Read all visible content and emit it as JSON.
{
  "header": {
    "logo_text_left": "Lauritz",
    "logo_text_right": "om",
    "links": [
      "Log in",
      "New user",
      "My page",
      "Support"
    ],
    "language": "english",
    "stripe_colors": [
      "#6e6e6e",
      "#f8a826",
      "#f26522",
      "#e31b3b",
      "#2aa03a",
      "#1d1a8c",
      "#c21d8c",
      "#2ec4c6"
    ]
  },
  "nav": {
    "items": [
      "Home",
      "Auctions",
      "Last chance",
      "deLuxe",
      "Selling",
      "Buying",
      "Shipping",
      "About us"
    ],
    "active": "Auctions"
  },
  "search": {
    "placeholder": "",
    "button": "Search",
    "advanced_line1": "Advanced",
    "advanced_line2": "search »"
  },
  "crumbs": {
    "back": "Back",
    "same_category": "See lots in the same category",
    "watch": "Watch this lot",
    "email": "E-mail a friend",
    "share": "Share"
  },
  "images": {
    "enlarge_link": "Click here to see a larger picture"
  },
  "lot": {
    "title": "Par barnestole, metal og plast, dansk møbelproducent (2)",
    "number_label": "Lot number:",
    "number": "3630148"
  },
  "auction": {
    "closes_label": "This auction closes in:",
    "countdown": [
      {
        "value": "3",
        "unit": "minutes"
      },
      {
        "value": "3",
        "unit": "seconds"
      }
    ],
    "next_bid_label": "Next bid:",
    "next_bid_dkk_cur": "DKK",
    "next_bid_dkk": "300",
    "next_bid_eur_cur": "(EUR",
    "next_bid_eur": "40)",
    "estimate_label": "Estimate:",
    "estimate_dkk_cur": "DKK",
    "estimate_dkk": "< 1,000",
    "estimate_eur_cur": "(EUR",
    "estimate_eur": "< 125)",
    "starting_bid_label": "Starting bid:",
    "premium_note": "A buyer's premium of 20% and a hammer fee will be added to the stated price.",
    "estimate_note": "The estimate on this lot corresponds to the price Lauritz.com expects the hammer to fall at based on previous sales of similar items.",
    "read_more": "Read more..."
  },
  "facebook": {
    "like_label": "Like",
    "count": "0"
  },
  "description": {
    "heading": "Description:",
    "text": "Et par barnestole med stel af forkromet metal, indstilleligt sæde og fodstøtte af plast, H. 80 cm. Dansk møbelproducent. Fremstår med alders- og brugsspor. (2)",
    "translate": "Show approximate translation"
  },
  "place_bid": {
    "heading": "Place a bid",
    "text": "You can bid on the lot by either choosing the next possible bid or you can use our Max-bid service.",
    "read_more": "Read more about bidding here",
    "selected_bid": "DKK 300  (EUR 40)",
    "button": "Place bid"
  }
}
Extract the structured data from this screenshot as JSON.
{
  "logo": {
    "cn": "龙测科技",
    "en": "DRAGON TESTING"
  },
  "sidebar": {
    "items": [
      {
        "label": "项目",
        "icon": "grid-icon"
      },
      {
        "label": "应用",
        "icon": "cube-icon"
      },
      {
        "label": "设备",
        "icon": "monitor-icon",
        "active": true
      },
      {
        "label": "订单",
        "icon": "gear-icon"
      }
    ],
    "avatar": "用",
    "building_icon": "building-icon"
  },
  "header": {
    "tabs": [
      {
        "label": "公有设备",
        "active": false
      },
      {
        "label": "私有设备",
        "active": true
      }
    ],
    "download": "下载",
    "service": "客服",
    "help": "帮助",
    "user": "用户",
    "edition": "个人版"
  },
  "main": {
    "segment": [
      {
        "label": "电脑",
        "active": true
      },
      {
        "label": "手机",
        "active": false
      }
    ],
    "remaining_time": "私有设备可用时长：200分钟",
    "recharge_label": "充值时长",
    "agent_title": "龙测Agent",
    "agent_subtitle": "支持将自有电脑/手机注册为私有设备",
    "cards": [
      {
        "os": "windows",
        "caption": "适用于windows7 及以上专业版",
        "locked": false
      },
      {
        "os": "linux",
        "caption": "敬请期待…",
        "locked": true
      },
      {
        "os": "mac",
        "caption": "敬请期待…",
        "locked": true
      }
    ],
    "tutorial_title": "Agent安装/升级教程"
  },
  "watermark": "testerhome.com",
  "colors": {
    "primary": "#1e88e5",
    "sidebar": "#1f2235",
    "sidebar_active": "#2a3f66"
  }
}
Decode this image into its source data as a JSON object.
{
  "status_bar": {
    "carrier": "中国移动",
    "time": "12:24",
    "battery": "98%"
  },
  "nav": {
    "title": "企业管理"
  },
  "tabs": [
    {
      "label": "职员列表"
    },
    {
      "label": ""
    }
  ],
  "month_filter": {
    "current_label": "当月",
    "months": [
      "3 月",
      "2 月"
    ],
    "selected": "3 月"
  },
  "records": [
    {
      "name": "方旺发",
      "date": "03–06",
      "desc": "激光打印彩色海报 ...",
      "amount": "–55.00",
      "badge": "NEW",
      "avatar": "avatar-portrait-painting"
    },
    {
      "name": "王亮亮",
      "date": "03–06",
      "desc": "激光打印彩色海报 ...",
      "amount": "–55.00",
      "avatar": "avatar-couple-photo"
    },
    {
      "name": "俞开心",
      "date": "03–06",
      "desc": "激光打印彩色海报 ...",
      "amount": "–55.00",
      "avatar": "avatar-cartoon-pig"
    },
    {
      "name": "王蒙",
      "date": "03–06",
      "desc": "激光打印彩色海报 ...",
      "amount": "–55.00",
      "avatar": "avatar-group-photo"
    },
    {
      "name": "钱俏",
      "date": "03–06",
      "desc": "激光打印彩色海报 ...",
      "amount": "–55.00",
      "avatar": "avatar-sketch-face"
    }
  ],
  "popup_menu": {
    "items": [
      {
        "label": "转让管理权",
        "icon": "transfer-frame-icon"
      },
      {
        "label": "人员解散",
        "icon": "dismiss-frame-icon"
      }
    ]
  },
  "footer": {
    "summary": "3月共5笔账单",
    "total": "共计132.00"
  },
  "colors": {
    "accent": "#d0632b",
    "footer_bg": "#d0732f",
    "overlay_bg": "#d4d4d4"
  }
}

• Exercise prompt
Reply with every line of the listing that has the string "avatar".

• Solved problem
    "avatar": "用",
      "avatar": "avatar-portrait-painting"
      "avatar": "avatar-couple-photo"
      "avatar": "avatar-cartoon-pig"
      "avatar": "avatar-group-photo"
      "avatar": "avatar-sketch-face"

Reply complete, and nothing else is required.